Problem details: Where an entry contains a picture, omit the picture and repeat the rest exactly.

App and web page records
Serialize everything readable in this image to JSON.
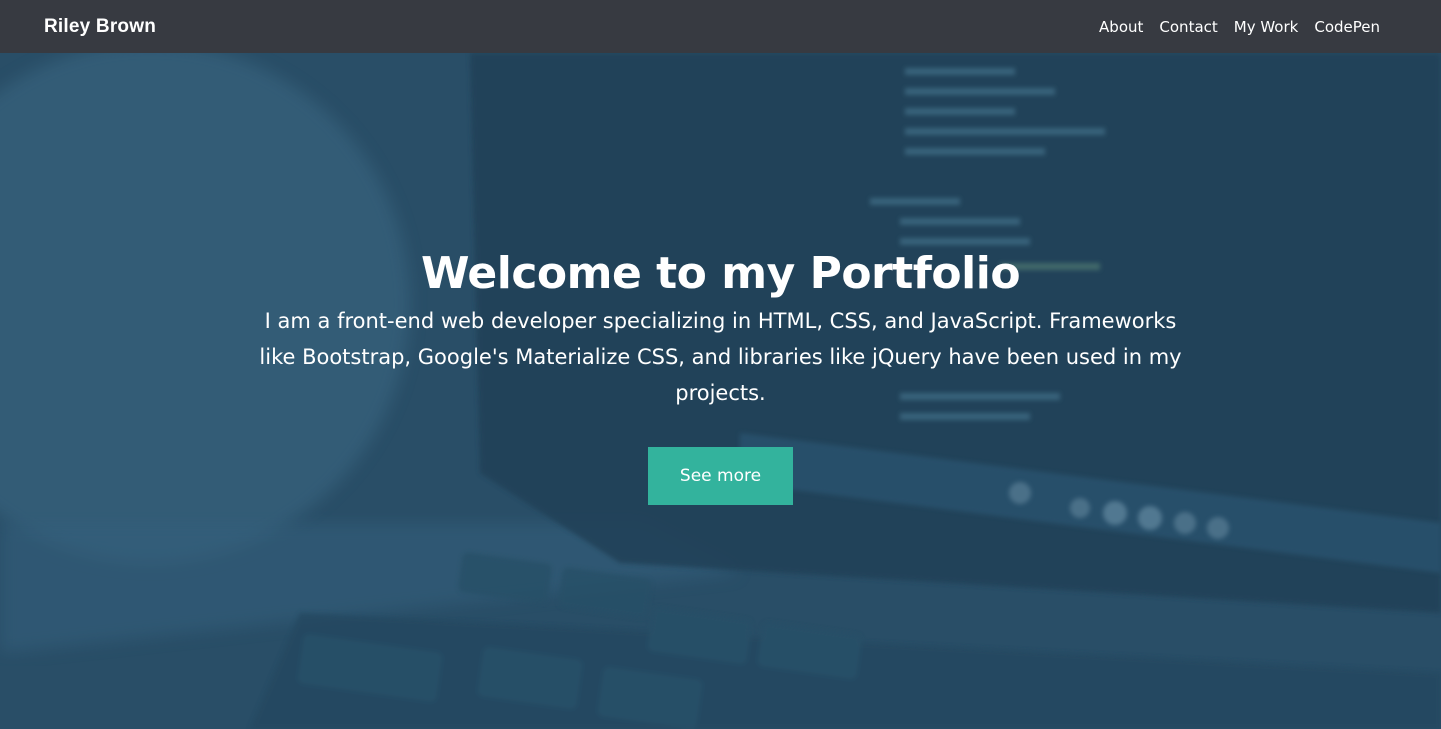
{
  "navbar": {
    "brand": "Riley Brown",
    "links": [
      "About",
      "Contact",
      "My Work",
      "CodePen"
    ]
  },
  "hero": {
    "title": "Welcome to my Portfolio",
    "text": "I am a front-end web developer specializing in HTML, CSS, and JavaScript. Frameworks like Bootstrap, Google's Materialize CSS, and libraries like jQuery have been used in my projects.",
    "button_label": "See more"
  },
  "colors": {
    "navbar": "#373a41",
    "hero_tint": "#2b4a60",
    "button": "#33b39d"
  }
}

Response:
Serialize everything readable in this image to JSON.
{
  "navbar": {
    "brand": "Riley Brown",
    "links": [
      "About",
      "Contact",
      "My Work",
      "CodePen"
    ]
  },
  "hero": {
    "title": "Welcome to my Portfolio",
    "text": "I am a front-end web developer specializing in HTML, CSS, and JavaScript. Frameworks like Bootstrap, Google's Materialize CSS, and libraries like jQuery have been used in my projects.",
    "button_label": "See more"
  },
  "colors": {
    "navbar": "#373a41",
    "hero_tint": "#2b4a60",
    "button": "#33b39d"
  }
}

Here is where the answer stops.